━━ Source records ━━
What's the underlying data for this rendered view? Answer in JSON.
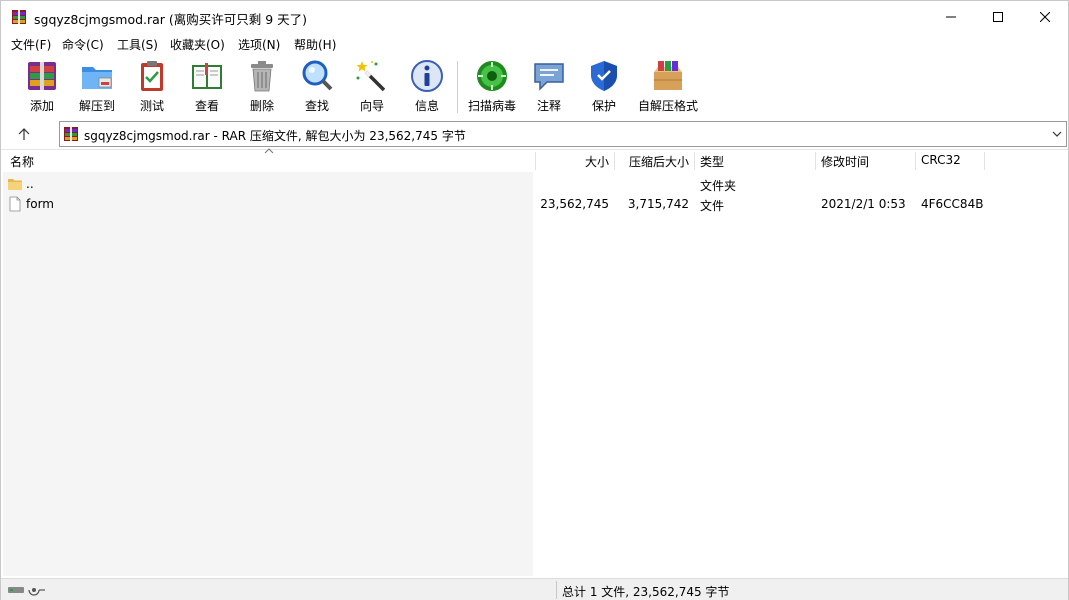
{
  "window": {
    "title": "sgqyz8cjmgsmod.rar (离购买许可只剩 9 天了)"
  },
  "menu": [
    {
      "label": "文件(F)"
    },
    {
      "label": "命令(C)"
    },
    {
      "label": "工具(S)"
    },
    {
      "label": "收藏夹(O)"
    },
    {
      "label": "选项(N)"
    },
    {
      "label": "帮助(H)"
    }
  ],
  "toolbar": [
    {
      "label": "添加",
      "icon": "add-archive-icon"
    },
    {
      "label": "解压到",
      "icon": "extract-to-icon"
    },
    {
      "label": "测试",
      "icon": "test-clipboard-icon"
    },
    {
      "label": "查看",
      "icon": "view-book-icon"
    },
    {
      "label": "删除",
      "icon": "trash-icon"
    },
    {
      "label": "查找",
      "icon": "magnifier-icon"
    },
    {
      "label": "向导",
      "icon": "wizard-wand-icon"
    },
    {
      "label": "信息",
      "icon": "info-icon"
    },
    {
      "label": "扫描病毒",
      "icon": "virus-scan-icon"
    },
    {
      "label": "注释",
      "icon": "comment-icon"
    },
    {
      "label": "保护",
      "icon": "shield-icon"
    },
    {
      "label": "自解压格式",
      "icon": "sfx-box-icon"
    }
  ],
  "address": {
    "path": "sgqyz8cjmgsmod.rar - RAR 压缩文件, 解包大小为 23,562,745 字节"
  },
  "columns": {
    "name": "名称",
    "size": "大小",
    "packed": "压缩后大小",
    "type": "类型",
    "modified": "修改时间",
    "crc": "CRC32"
  },
  "files": [
    {
      "name": "..",
      "size": "",
      "packed": "",
      "type": "文件夹",
      "modified": "",
      "crc": "",
      "icon": "folder-icon"
    },
    {
      "name": "form",
      "size": "23,562,745",
      "packed": "3,715,742",
      "type": "文件",
      "modified": "2021/2/1 0:53",
      "crc": "4F6CC84B",
      "icon": "file-icon"
    }
  ],
  "status": {
    "summary": "总计 1 文件, 23,562,745 字节"
  },
  "colors": {
    "list_bg": "#f5f5f5",
    "status_bg": "#f0f0f0"
  }
}
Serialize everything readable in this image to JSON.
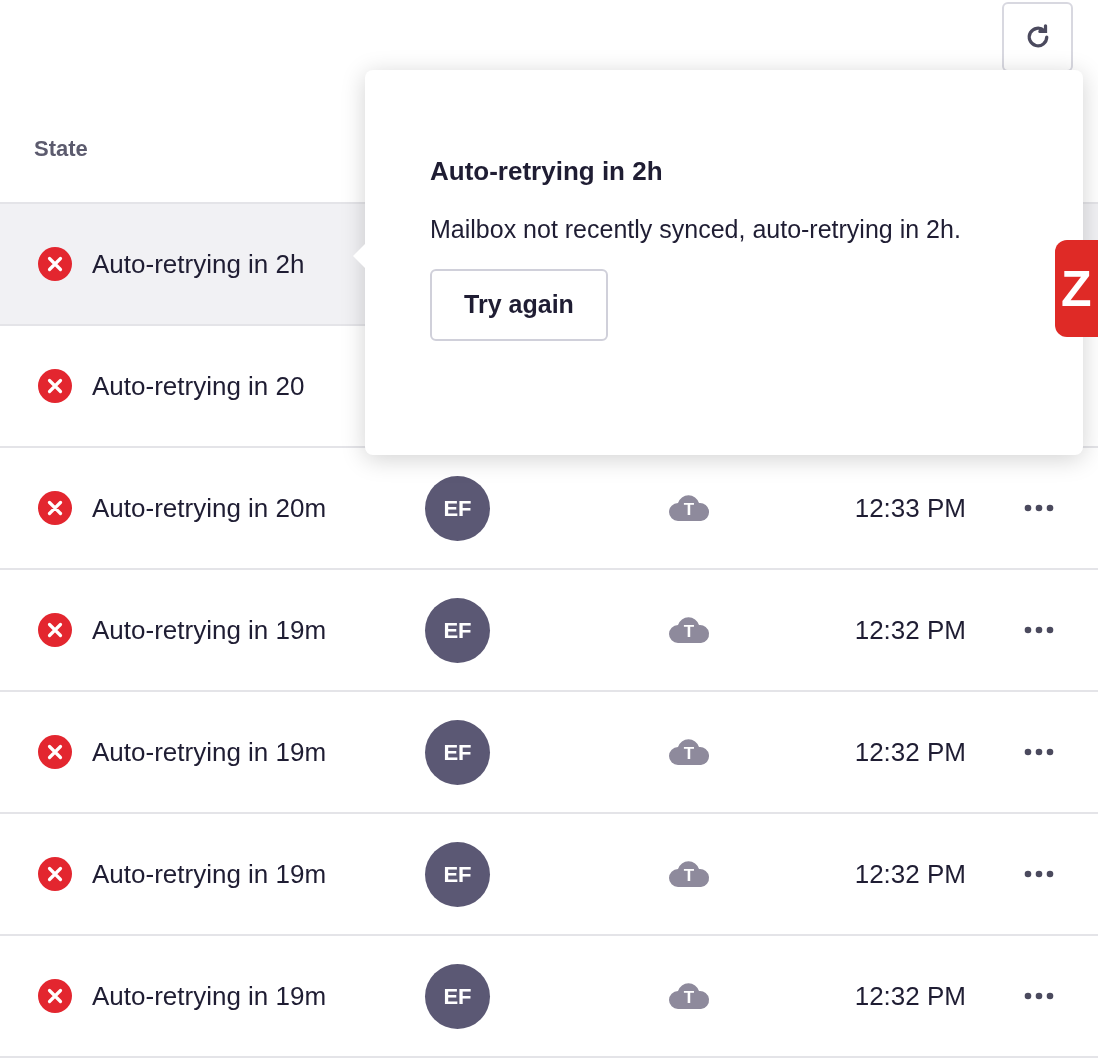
{
  "table": {
    "columns": [
      "State"
    ],
    "rows": [
      {
        "selected": true,
        "state": "Auto-retrying in 2h"
      },
      {
        "selected": false,
        "state": "Auto-retrying in 20"
      },
      {
        "selected": false,
        "state": "Auto-retrying in 20m",
        "avatar": "EF",
        "source": "T",
        "time": "12:33 PM"
      },
      {
        "selected": false,
        "state": "Auto-retrying in 19m",
        "avatar": "EF",
        "source": "T",
        "time": "12:32 PM"
      },
      {
        "selected": false,
        "state": "Auto-retrying in 19m",
        "avatar": "EF",
        "source": "T",
        "time": "12:32 PM"
      },
      {
        "selected": false,
        "state": "Auto-retrying in 19m",
        "avatar": "EF",
        "source": "T",
        "time": "12:32 PM"
      },
      {
        "selected": false,
        "state": "Auto-retrying in 19m",
        "avatar": "EF",
        "source": "T",
        "time": "12:32 PM"
      }
    ]
  },
  "popover": {
    "title": "Auto-retrying in 2h",
    "message": "Mailbox not recently synced, auto-retrying in 2h.",
    "button": "Try again"
  },
  "side_badge": "Z"
}
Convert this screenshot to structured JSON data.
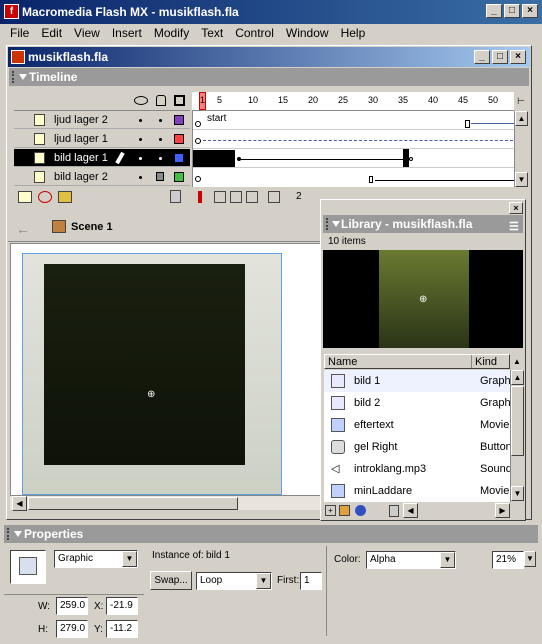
{
  "app": {
    "title": "Macromedia Flash MX - musikflash.fla"
  },
  "menu": [
    "File",
    "Edit",
    "View",
    "Insert",
    "Modify",
    "Text",
    "Control",
    "Window",
    "Help"
  ],
  "document": {
    "title": "musikflash.fla"
  },
  "timeline": {
    "header": "Timeline",
    "ruler_ticks": [
      "1",
      "5",
      "10",
      "15",
      "20",
      "25",
      "30",
      "35",
      "40",
      "45",
      "50"
    ],
    "frame_label": "start",
    "layers": [
      {
        "name": "ljud  lager  2",
        "color": "#8040c0",
        "selected": false,
        "locked": false
      },
      {
        "name": "ljud  lager  1",
        "color": "#ff4040",
        "selected": false,
        "locked": false
      },
      {
        "name": "bild lager 1",
        "color": "#4060ff",
        "selected": true,
        "locked": false
      },
      {
        "name": "bild lager 2",
        "color": "#40c040",
        "selected": false,
        "locked": true
      }
    ],
    "fps_value": "2"
  },
  "scene": {
    "name": "Scene 1"
  },
  "library": {
    "title": "Library - musikflash.fla",
    "count": "10 items",
    "col_name": "Name",
    "col_kind": "Kind",
    "items": [
      {
        "name": "bild 1",
        "kind": "Graphic",
        "icon": "graphic-icon"
      },
      {
        "name": "bild 2",
        "kind": "Graphic",
        "icon": "graphic-icon"
      },
      {
        "name": "eftertext",
        "kind": "Movie Clip",
        "icon": "movieclip-icon"
      },
      {
        "name": "gel Right",
        "kind": "Button",
        "icon": "button-icon"
      },
      {
        "name": "introklang.mp3",
        "kind": "Sound",
        "icon": "sound-icon"
      },
      {
        "name": "minLaddare",
        "kind": "Movie Clip",
        "icon": "movieclip-icon"
      }
    ]
  },
  "properties": {
    "header": "Properties",
    "symbol_type": "Graphic",
    "instance_of_label": "Instance of:",
    "instance_of": "bild 1",
    "swap_label": "Swap...",
    "loop_value": "Loop",
    "first_label": "First:",
    "first_value": "1",
    "color_label": "Color:",
    "color_value": "Alpha",
    "alpha_value": "21%",
    "w_label": "W:",
    "w_value": "259.0",
    "h_label": "H:",
    "h_value": "279.0",
    "x_label": "X:",
    "x_value": "-21.9",
    "y_label": "Y:",
    "y_value": "-11.2"
  }
}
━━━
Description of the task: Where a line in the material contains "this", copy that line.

Answer below:
What's the underlying data for this rendered view? Answer in JSON.
Serialize everything readable in this image to JSON.
Convert this screenshot to structured JSON data.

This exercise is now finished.